-------- GIVEN ENTRIES
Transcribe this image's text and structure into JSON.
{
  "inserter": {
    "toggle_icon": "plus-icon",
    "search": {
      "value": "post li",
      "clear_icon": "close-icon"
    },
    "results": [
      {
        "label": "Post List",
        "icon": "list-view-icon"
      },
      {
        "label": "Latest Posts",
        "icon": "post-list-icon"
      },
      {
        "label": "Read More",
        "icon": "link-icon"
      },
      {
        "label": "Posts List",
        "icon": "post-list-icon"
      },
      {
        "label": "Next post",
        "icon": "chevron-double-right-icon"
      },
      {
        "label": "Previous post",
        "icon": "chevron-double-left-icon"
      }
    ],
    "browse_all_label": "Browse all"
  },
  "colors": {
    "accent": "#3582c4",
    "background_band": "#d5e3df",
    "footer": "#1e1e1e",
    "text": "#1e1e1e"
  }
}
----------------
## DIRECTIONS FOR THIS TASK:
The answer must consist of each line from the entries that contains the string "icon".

## WRITTEN ANSWER:
    "toggle_icon": "plus-icon",
      "clear_icon": "close-icon"
        "icon": "list-view-icon"
        "icon": "post-list-icon"
        "icon": "link-icon"
        "icon": "post-list-icon"
        "icon": "chevron-double-right-icon"
        "icon": "chevron-double-left-icon"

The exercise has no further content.